Compiled by: Jack Foley
IT MAY have been dubbed Gladiator on the High Seas
as part of the hype ahead of release, but Master & Commander:
The Far Side of the World looks set to become a classic in its
own right, now that it has finally set sail in American cinemas.
Critics across the pond have been queuing up to heap praise upon
the movie, which is based upon Patrick O'Brians classic
novels, and which opens in UK cinemas at the end of this month.
Leading the fanfare is the Chicago Tribune, which hailed
it as probably the best movie of its kind ever made,
while Entertainment Weekly wrote that this apt and
sensitive introduction to O'Brian's ripping maritime tales manages
to make a period-piece saga feel modern - capturing something
timeless in the characters of all men.
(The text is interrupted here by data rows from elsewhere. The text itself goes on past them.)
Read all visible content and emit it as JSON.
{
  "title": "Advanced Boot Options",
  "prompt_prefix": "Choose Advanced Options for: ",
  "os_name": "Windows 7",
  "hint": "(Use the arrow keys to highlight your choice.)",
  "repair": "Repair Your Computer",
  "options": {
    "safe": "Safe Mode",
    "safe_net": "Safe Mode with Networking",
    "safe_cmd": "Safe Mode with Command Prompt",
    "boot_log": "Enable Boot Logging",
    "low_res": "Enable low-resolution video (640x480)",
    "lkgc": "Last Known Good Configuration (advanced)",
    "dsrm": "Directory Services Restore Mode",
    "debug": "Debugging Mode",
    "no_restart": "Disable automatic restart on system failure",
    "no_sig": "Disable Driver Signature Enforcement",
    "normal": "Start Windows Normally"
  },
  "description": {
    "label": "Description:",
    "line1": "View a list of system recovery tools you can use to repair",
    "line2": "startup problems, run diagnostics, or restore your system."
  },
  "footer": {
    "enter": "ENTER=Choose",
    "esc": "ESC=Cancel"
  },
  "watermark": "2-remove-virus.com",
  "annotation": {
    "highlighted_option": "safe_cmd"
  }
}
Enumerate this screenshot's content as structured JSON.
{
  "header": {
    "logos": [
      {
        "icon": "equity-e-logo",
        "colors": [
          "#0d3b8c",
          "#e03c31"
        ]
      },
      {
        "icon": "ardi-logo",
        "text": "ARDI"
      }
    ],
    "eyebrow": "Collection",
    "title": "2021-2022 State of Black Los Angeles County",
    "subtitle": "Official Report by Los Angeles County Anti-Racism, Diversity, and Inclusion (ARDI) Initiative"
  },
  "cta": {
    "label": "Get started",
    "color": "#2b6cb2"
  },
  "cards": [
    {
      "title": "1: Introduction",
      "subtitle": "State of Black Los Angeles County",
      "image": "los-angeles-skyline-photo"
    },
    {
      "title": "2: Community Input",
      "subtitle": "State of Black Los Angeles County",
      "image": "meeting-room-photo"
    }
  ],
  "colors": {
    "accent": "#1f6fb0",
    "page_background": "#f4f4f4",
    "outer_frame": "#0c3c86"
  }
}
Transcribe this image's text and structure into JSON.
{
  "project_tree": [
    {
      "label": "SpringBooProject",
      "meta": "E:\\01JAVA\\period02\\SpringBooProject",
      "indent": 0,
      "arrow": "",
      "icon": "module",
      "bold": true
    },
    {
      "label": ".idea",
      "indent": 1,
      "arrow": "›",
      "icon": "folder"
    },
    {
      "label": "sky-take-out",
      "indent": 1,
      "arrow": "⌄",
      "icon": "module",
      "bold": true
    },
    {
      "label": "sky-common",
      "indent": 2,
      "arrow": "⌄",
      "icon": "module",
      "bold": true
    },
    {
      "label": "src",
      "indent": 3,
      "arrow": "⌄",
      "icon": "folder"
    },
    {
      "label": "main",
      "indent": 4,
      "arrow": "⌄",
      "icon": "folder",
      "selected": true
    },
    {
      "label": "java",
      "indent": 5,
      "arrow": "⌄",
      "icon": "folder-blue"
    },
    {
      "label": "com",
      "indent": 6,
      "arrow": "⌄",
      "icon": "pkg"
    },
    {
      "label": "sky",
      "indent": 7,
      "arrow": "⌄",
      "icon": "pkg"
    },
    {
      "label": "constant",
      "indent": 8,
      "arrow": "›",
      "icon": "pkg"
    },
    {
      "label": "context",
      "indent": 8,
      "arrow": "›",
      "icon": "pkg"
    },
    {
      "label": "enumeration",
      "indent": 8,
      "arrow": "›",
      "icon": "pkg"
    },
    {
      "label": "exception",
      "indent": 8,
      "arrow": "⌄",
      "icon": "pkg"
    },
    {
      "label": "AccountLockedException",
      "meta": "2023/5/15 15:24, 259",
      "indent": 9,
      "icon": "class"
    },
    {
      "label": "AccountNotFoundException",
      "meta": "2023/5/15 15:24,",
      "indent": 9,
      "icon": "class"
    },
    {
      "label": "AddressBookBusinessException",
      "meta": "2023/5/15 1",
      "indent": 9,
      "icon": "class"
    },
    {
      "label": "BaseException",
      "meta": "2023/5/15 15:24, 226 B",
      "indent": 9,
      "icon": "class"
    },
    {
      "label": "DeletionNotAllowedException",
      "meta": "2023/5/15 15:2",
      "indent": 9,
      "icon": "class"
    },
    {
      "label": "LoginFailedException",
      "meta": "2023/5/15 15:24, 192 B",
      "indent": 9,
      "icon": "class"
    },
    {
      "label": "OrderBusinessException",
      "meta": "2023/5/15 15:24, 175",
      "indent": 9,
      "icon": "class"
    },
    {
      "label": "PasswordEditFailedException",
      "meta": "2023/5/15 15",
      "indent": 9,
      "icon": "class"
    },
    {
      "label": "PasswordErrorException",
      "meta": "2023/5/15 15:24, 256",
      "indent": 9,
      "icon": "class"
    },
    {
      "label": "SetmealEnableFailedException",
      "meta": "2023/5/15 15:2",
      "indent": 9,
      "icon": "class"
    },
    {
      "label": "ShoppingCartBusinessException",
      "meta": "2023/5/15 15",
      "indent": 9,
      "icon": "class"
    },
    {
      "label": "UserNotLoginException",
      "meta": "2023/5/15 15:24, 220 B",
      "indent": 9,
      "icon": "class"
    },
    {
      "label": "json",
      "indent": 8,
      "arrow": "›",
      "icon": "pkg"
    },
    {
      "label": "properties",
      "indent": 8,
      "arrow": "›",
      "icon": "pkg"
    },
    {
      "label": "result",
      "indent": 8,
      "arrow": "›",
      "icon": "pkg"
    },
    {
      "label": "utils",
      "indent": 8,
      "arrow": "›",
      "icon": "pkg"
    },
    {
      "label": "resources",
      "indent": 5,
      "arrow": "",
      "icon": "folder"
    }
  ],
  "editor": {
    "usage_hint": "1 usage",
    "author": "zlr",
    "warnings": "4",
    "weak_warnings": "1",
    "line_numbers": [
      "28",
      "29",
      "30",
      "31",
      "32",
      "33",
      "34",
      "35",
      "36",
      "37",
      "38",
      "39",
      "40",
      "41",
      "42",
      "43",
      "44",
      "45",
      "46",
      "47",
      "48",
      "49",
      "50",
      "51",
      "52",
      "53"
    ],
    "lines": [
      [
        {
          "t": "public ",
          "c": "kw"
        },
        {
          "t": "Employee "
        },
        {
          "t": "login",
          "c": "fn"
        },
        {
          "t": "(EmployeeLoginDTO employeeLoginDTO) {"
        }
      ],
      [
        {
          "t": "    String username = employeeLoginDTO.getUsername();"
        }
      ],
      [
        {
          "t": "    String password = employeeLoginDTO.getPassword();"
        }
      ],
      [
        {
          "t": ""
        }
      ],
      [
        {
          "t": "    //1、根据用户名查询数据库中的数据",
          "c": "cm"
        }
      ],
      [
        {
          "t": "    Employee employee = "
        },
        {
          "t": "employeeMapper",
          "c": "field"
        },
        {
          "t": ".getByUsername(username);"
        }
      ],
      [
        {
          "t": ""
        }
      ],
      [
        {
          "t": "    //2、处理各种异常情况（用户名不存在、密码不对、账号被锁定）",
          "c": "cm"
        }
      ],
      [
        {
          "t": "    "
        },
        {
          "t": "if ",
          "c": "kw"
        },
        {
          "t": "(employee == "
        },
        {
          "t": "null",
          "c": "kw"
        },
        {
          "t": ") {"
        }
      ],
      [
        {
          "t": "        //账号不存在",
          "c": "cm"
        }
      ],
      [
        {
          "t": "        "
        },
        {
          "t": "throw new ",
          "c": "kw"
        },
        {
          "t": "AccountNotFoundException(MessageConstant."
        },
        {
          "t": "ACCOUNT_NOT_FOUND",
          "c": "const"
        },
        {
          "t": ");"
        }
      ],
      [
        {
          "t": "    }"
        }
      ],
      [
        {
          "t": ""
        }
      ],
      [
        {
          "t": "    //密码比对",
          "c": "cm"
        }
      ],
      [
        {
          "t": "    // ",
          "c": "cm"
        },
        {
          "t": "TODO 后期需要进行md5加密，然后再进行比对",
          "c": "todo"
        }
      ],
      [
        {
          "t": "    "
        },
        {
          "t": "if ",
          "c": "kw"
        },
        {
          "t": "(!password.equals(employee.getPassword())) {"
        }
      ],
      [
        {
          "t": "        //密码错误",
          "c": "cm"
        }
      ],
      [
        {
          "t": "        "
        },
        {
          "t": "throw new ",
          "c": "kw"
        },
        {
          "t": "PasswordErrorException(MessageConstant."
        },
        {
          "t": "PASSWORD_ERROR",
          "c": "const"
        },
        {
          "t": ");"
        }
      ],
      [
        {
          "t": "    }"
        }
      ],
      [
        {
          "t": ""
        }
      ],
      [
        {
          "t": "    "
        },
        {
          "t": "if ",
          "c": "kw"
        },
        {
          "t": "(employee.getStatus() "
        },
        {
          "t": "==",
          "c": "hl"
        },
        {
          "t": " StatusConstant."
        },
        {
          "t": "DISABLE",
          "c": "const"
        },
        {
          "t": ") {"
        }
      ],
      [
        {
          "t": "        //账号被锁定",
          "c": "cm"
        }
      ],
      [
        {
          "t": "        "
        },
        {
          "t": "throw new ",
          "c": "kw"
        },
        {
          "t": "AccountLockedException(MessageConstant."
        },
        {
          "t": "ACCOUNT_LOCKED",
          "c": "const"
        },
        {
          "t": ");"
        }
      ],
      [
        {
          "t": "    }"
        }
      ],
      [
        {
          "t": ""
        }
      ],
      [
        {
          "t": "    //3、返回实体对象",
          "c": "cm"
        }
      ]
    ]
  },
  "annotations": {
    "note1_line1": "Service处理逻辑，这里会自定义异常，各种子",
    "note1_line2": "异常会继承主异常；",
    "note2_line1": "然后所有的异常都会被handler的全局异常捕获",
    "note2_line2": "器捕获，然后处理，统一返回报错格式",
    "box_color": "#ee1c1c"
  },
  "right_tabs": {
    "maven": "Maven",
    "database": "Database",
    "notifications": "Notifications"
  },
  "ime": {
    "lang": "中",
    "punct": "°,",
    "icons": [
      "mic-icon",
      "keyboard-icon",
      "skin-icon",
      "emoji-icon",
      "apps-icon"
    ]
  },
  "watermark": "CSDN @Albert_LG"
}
It awarded it an
The New York Times felt that Master and Commander
hums with humor, passion and life, while its LA counterpart
opined that the film intends to be an intelligent epic,
but it's the epic qualities more than the intelligence that hold
The Dallas Morning News, meanwhile, predicted that Mr
Weir will possibly get his fifth nomination for Oscar gold, but
everybody - from costume designer, Wendy Stites, to Australians,
Iva Davies, Richard Tognetti and Christopher Gordon, who composed
the classic-pop score - deserves three cheers.
Furthering the goodwill was Rolling Stone, which referred
to it as a rousing high-seas adventure that sweeps you into
another world, while the New Times hailed it as Weir's
finest film since the brilliant The Mosquito Coast, adding
that [Paul] Bettany is terrific.
Variety described it as rare proof that a gigantic
production in contemporary Hollywood can possess a distinctive
personality, and noted that Master and Commander:
The Far Side of the World proves as bracing as a stiff wind on
the open sea.
CNN, meanwhile, felt that it is a masterful and
majestic film that leaps off the screen.
The Seattle Post-Intelligencer, meanwhile, felt that every
frame seems to communicate the grandeur, power and fatal pull
of the sea.
And Hollywood Reporter wrote that it is a constantly
compelling picture that pays as much attention to the quieter
aspects of character motivation as it does to those rousing action
There was the odd negative notice, posted, however, with LA
Weekly noting that while the mechanics of shipboard
life are lovingly elaborated, for an adventure tale there's little
enough action, and Slant Magazine referring to it
as unfortunately dull.
But the general feeling was summed up by FilmCritic.com,
which described it, simply, as extraordinary and award-worthy.